PROBLEM DETAILS >> Return the data below exactly, please, but drop the pictures.

Records contained in a dataset >>
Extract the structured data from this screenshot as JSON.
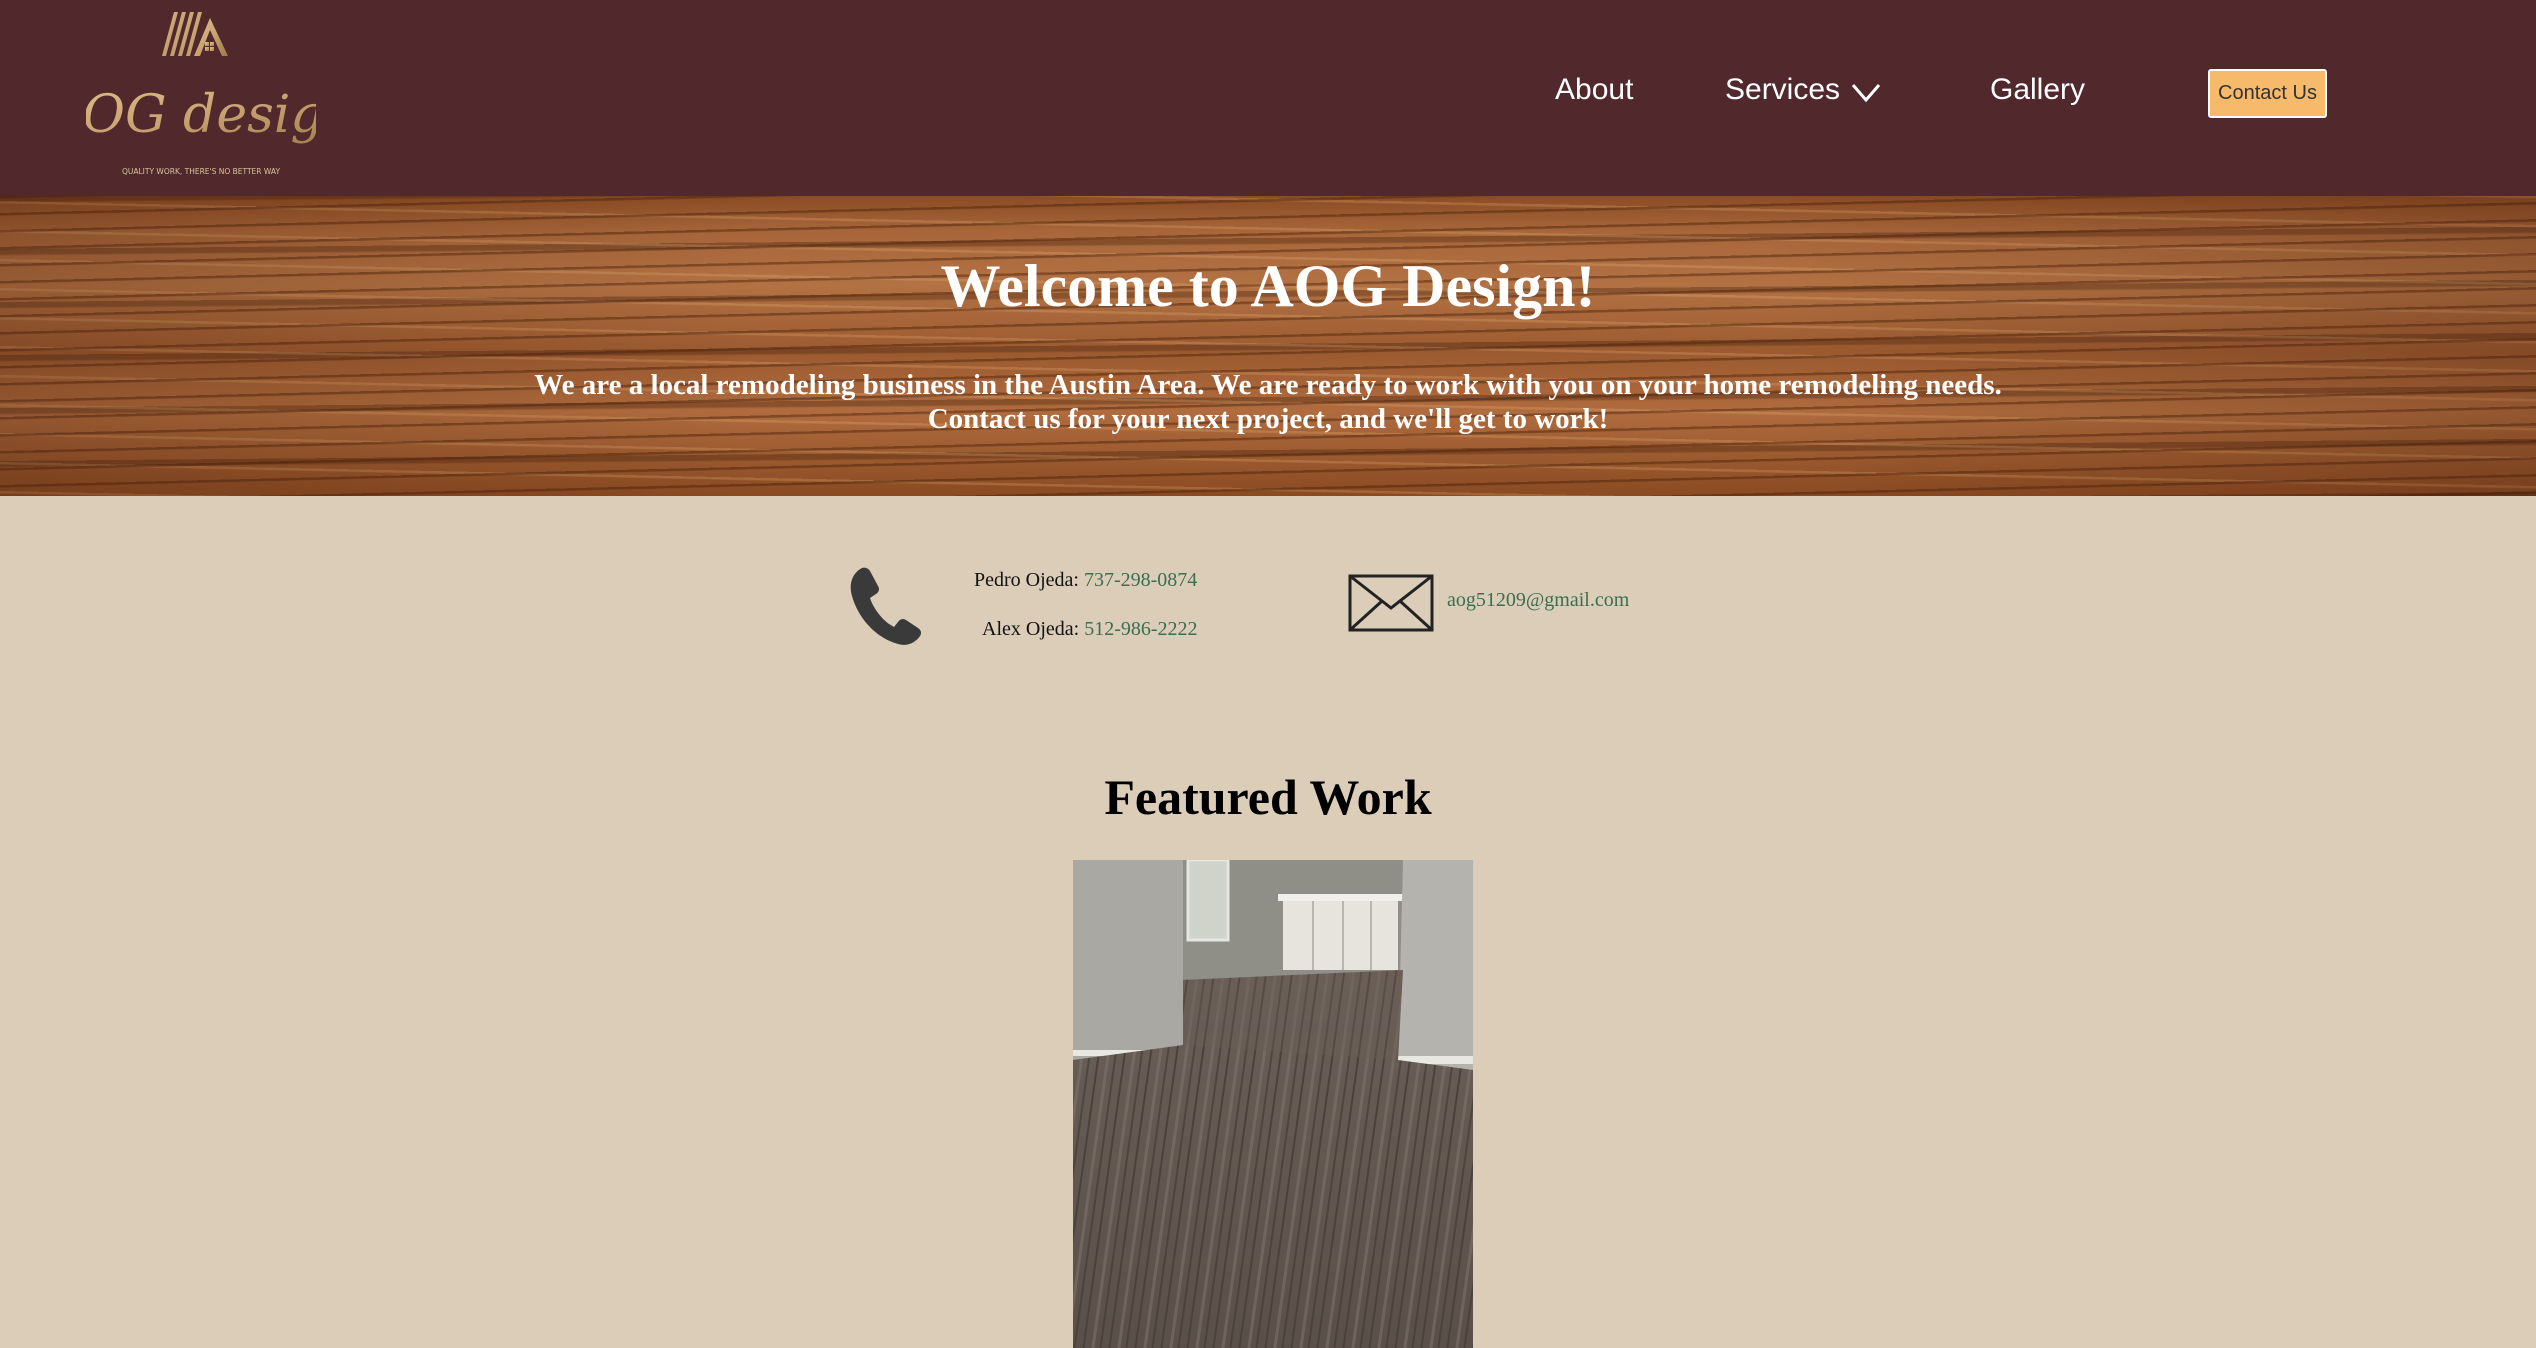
{
  "header": {
    "logo": {
      "text": "AOG design",
      "tagline": "QUALITY WORK, THERE'S NO BETTER WAY"
    },
    "nav": {
      "about": "About",
      "services": "Services",
      "gallery": "Gallery"
    },
    "contact_button": "Contact Us"
  },
  "hero": {
    "title": "Welcome to AOG Design!",
    "line1": "We are a local remodeling business in the Austin Area. We are ready to work with you on your home remodeling needs.",
    "line2": "Contact us for your next project, and we'll get to work!"
  },
  "contact": {
    "phones": [
      {
        "name": "Pedro Ojeda:",
        "number": "737-298-0874"
      },
      {
        "name": "Alex Ojeda:",
        "number": "512-986-2222"
      }
    ],
    "email": "aog51209@gmail.com"
  },
  "featured": {
    "title": "Featured Work"
  },
  "colors": {
    "header_bg": "#51282b",
    "page_bg": "#dbcdb8",
    "button_bg": "#f7b96a",
    "link": "#3b6e50",
    "logo_gold": "#c9a472"
  },
  "icons": [
    "logo-roof-icon",
    "chevron-down-icon",
    "phone-icon",
    "mail-icon"
  ]
}
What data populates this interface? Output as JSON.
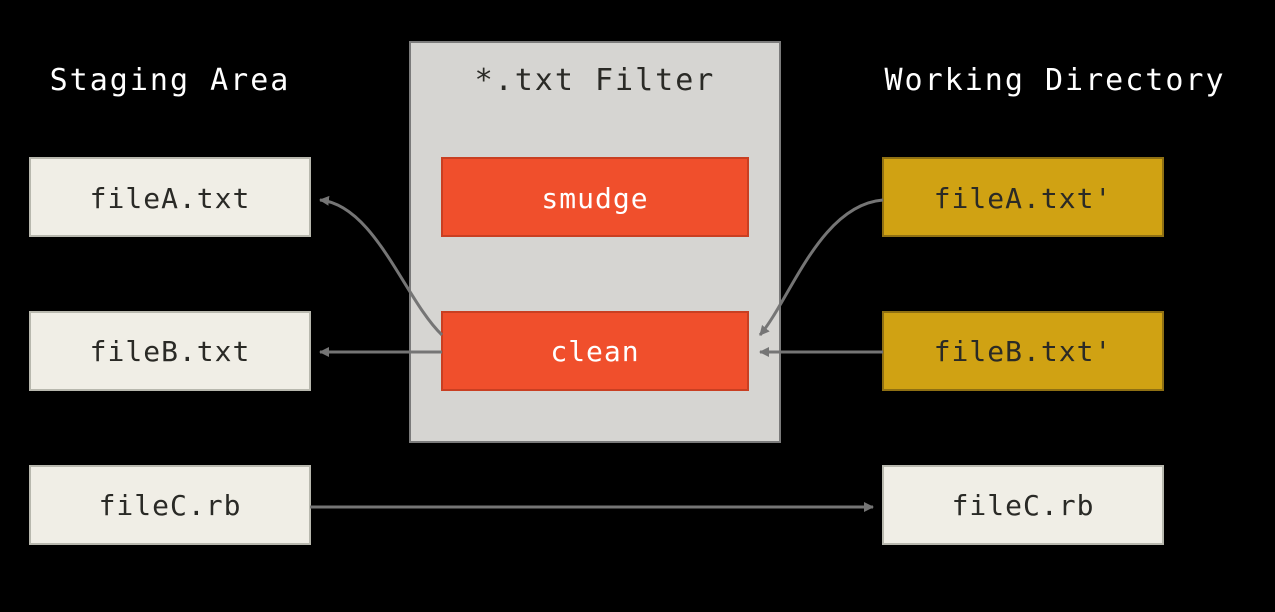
{
  "columns": {
    "left_title": "Staging Area",
    "center_title": "*.txt Filter",
    "right_title": "Working Directory"
  },
  "left_files": {
    "a": "fileA.txt",
    "b": "fileB.txt",
    "c": "fileC.rb"
  },
  "right_files": {
    "a": "fileA.txt'",
    "b": "fileB.txt'",
    "c": "fileC.rb"
  },
  "filters": {
    "smudge": "smudge",
    "clean": "clean"
  },
  "colors": {
    "bg": "#000000",
    "box_bg": "#f0eee6",
    "box_yellow": "#d0a213",
    "filter_btn": "#f04f2c",
    "filter_container": "#d6d5d2",
    "arrow": "#757575",
    "text_white": "#ffffff",
    "text_dark": "#2a2a26"
  }
}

YOUR SOLUTION >>
Extract the structured data from this screenshot as JSON.
{
  "header": {
    "logo": {
      "text": "AOG design",
      "tagline": "QUALITY WORK, THERE'S NO BETTER WAY"
    },
    "nav": {
      "about": "About",
      "services": "Services",
      "gallery": "Gallery"
    },
    "contact_button": "Contact Us"
  },
  "hero": {
    "title": "Welcome to AOG Design!",
    "line1": "We are a local remodeling business in the Austin Area. We are ready to work with you on your home remodeling needs.",
    "line2": "Contact us for your next project, and we'll get to work!"
  },
  "contact": {
    "phones": [
      {
        "name": "Pedro Ojeda:",
        "number": "737-298-0874"
      },
      {
        "name": "Alex Ojeda:",
        "number": "512-986-2222"
      }
    ],
    "email": "aog51209@gmail.com"
  },
  "featured": {
    "title": "Featured Work"
  },
  "colors": {
    "header_bg": "#51282b",
    "page_bg": "#dbcdb8",
    "button_bg": "#f7b96a",
    "link": "#3b6e50",
    "logo_gold": "#c9a472"
  },
  "icons": [
    "logo-roof-icon",
    "chevron-down-icon",
    "phone-icon",
    "mail-icon"
  ]
}
What data populates this interface? Output as JSON.
{
  "columns": {
    "left_title": "Staging Area",
    "center_title": "*.txt Filter",
    "right_title": "Working Directory"
  },
  "left_files": {
    "a": "fileA.txt",
    "b": "fileB.txt",
    "c": "fileC.rb"
  },
  "right_files": {
    "a": "fileA.txt'",
    "b": "fileB.txt'",
    "c": "fileC.rb"
  },
  "filters": {
    "smudge": "smudge",
    "clean": "clean"
  },
  "colors": {
    "bg": "#000000",
    "box_bg": "#f0eee6",
    "box_yellow": "#d0a213",
    "filter_btn": "#f04f2c",
    "filter_container": "#d6d5d2",
    "arrow": "#757575",
    "text_white": "#ffffff",
    "text_dark": "#2a2a26"
  }
}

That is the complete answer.